The French satirical magazine Le Canard enchaîné reacted to Heitz’s statement with an article entitled L’Europe violée par la Sainte Vierge (“Europe Raped by the Blessed Virgin”) in the 20 December 1989 edition. Heitz also made a connection to the date of the flag’s adoption, 8 December 1955, coinciding with the Catholic Feast of the Immaculate Conception of the Blessed Virgin Mary.
Paul M. G. Lévy, then Director of Information at the Council of Europe responsible for designing the flag, in a 1989 statement maintained that he had not been aware of any religious connotations.
In an interview given 26 February 1998, Lévy denied not only awareness of the “Marian” connection, but also denied that the final design of a circle of twelve stars was Heitz’s. To the question “Who really designed the flag?” Lévy replied:
“I did, and I calculated the proportions to be used for the geometric design. Arsène Heitz, who was an employee in the mail service, put in all sorts of proposals, including the 15-star design. But he submitted too many designs. He wanted to do the European currencies with 15 stars in the corner. He wanted to do national flags incorporating the Council of Europe flag.” [See Carlo Curti Gialdino, I Simboli dell’Unione europea, 2005. pp. 80–85.]

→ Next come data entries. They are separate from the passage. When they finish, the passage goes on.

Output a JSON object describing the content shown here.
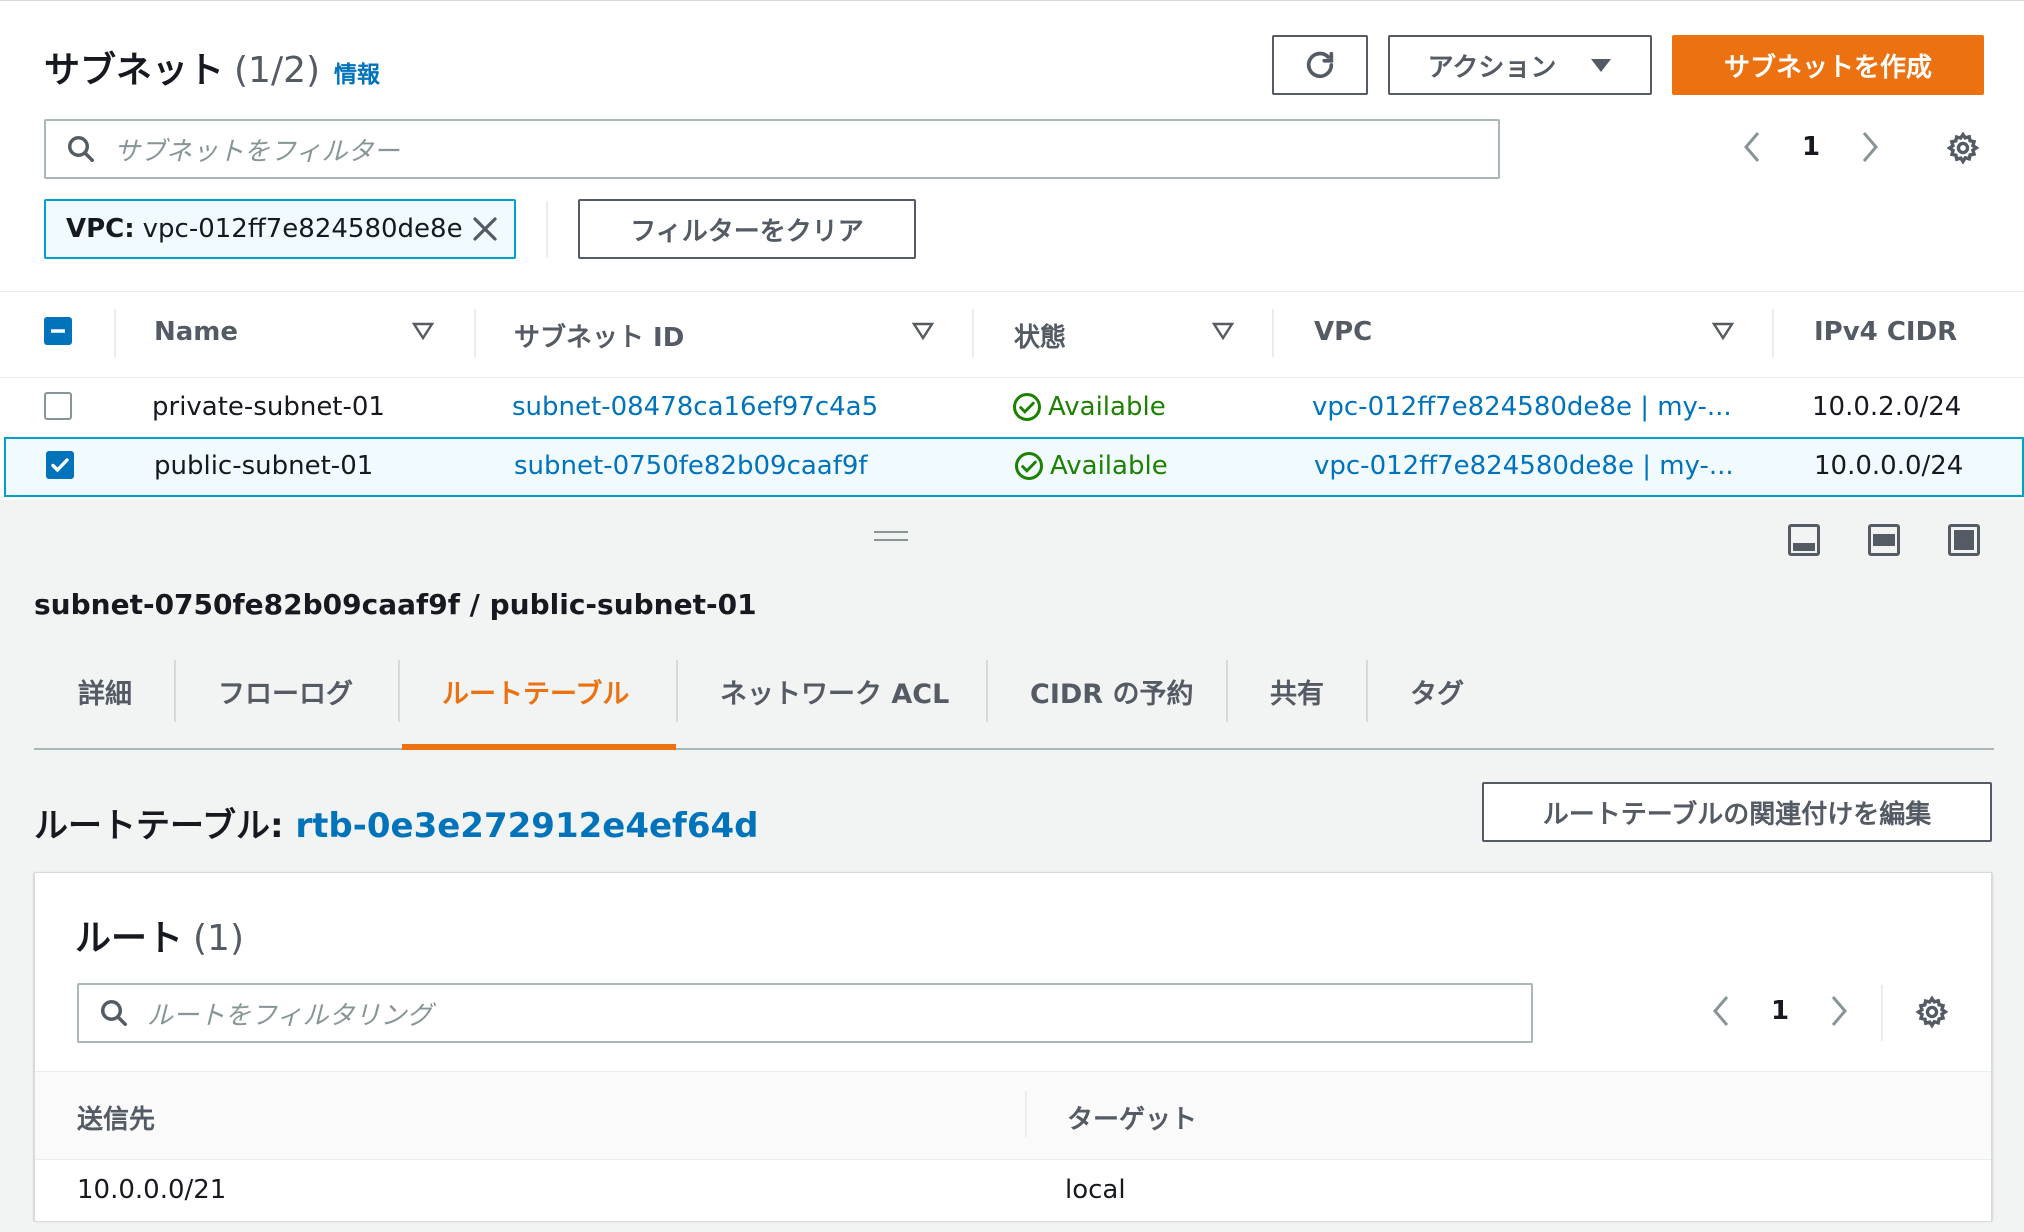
{
  "header": {
    "title": "サブネット",
    "count": "(1/2)",
    "info_link": "情報",
    "actions_label": "アクション",
    "create_label": "サブネットを作成"
  },
  "filter": {
    "placeholder": "サブネットをフィルター",
    "token_key": "VPC:",
    "token_value": "vpc-012ff7e824580de8e",
    "clear_label": "フィルターをクリア"
  },
  "pagination": {
    "page": "1"
  },
  "table": {
    "columns": [
      "Name",
      "サブネット ID",
      "状態",
      "VPC",
      "IPv4 CIDR"
    ],
    "rows": [
      {
        "name": "private-subnet-01",
        "subnet_id": "subnet-08478ca16ef97c4a5",
        "state": "Available",
        "vpc": "vpc-012ff7e824580de8e | my-...",
        "cidr": "10.0.2.0/24",
        "selected": false
      },
      {
        "name": "public-subnet-01",
        "subnet_id": "subnet-0750fe82b09caaf9f",
        "state": "Available",
        "vpc": "vpc-012ff7e824580de8e | my-...",
        "cidr": "10.0.0.0/24",
        "selected": true
      }
    ]
  },
  "detail": {
    "title": "subnet-0750fe82b09caaf9f / public-subnet-01",
    "tabs": [
      {
        "label": "詳細"
      },
      {
        "label": "フローログ"
      },
      {
        "label": "ルートテーブル"
      },
      {
        "label": "ネットワーク ACL"
      },
      {
        "label": "CIDR の予約"
      },
      {
        "label": "共有"
      },
      {
        "label": "タグ"
      }
    ],
    "active_tab": "ルートテーブル",
    "route_table_label": "ルートテーブル:",
    "route_table_id": "rtb-0e3e272912e4ef64d",
    "edit_assoc_label": "ルートテーブルの関連付けを編集",
    "routes": {
      "title": "ルート",
      "count": "(1)",
      "filter_placeholder": "ルートをフィルタリング",
      "page": "1",
      "columns": [
        "送信先",
        "ターゲット"
      ],
      "rows": [
        {
          "destination": "10.0.0.0/21",
          "target": "local"
        }
      ]
    }
  },
  "colors": {
    "accent": "#ec7211",
    "link": "#0073bb",
    "success": "#1d8102",
    "selected_bg": "#f1faff",
    "selected_border": "#00a1c9"
  }
}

Carlo Curti Gialdino (2005) has reconstructed the design process to the effect that Heitz’s proposal contained varying numbers of stars, from which the version with twelve stars was chosen by the Committee of Ministers meeting at Deputy level in January 1955 as one out of two remaining candidate designs.
Lévy’s 1998 interview apparently gave rise to a new variant of the “Marian” anecdote. An article published in Die Welt in August 1998 alleged that it was Lévy himself who was inspired to introduce a “Marian” element as he walked past a statue of the Blessed Virgin Mary.